I know you are thinking that I have turned into a veritable country bumpkin, thinking it worth the cost of ink, paper, and franking a letter to pen such nonsense, but since it is Lady Catherine who is providing all three, I feel no qualms about writing what claptrap I choose.

The second event which provided some entertainment is that I rescued a young lady’s bonnet. You may think that equally trivial and insignificant, but when you hear my third point you will realize the supreme importance of this occurrence.

For now I come to the meat of the matter. I have discovered the root cause of my brother’s transformation into a bull ready to charge at a rag. I will admit that your extraordinary insight into the human heart once more hit its mark. As you suspected, there is a young lady involved, and she is none other than Miss B., the lady whose bonnet I rescued. So you see, Monty, I have not yet taken leave of my good senses, though I do admit I am close. A few more days with Lady Catherine may well turn me into wild lunatic fit only for Bedlam.

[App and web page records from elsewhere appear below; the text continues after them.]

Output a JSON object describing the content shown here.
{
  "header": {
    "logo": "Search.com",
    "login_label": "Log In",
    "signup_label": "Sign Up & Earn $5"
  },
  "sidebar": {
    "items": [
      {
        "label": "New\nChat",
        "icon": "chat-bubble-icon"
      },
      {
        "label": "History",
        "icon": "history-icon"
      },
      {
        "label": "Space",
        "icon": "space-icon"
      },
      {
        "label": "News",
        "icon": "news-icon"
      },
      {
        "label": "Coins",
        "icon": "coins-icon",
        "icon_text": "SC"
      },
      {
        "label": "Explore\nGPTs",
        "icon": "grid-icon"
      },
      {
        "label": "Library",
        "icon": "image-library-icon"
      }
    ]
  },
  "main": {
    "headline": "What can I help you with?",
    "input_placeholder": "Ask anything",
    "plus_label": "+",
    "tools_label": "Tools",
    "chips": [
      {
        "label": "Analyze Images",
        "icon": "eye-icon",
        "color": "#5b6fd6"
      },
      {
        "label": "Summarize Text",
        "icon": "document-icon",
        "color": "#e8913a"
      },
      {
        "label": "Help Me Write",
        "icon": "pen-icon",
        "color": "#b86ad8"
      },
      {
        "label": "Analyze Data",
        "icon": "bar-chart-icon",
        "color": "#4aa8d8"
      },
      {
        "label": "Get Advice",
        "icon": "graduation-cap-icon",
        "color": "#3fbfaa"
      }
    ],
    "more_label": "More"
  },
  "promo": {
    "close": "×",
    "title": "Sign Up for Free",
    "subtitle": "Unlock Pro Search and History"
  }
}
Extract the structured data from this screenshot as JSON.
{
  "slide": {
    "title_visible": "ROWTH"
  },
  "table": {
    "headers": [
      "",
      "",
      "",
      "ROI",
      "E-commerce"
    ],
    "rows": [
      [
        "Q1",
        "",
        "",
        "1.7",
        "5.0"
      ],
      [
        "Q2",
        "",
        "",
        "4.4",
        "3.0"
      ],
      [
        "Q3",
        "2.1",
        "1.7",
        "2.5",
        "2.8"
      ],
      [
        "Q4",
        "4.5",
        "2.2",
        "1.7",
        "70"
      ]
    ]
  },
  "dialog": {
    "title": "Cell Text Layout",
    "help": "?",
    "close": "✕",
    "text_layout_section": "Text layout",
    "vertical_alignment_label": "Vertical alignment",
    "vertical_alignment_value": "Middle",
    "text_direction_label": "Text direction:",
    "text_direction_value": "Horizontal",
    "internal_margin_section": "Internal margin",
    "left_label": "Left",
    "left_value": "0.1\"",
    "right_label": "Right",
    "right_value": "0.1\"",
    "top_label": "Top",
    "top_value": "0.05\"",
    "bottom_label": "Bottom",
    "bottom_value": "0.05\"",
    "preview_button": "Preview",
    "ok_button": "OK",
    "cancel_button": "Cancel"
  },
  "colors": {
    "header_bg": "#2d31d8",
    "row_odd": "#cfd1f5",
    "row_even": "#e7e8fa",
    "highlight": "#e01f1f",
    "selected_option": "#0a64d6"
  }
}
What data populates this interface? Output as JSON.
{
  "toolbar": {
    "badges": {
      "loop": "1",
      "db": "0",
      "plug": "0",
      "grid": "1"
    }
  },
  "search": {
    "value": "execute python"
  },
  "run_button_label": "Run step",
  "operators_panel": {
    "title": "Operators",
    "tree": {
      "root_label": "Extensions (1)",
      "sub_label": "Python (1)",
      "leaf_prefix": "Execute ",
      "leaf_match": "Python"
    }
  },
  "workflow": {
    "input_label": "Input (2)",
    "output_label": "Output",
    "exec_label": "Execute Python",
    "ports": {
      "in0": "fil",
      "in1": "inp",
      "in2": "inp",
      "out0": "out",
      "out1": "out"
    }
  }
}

But there is more to come, and here is where I require your exemplary wisdom in such matters. I do not yet believe the young lady’s feelings are engaged. The question is, should I allow matters to take their course (which could only lead to a certain party’s disappointment) or should I employ my arts of persuasion and try to influence both parties with the hope of a more favorable outcome?

Awaiting a letter from you with the utmost urgency – or else I shall go out on the fields with the sheep and begin bleating.

Sincerely, etc.


Postscript: do not be surprised to run into my brother in Town. He has gone there on business and left me at the mercy of the Tyrant.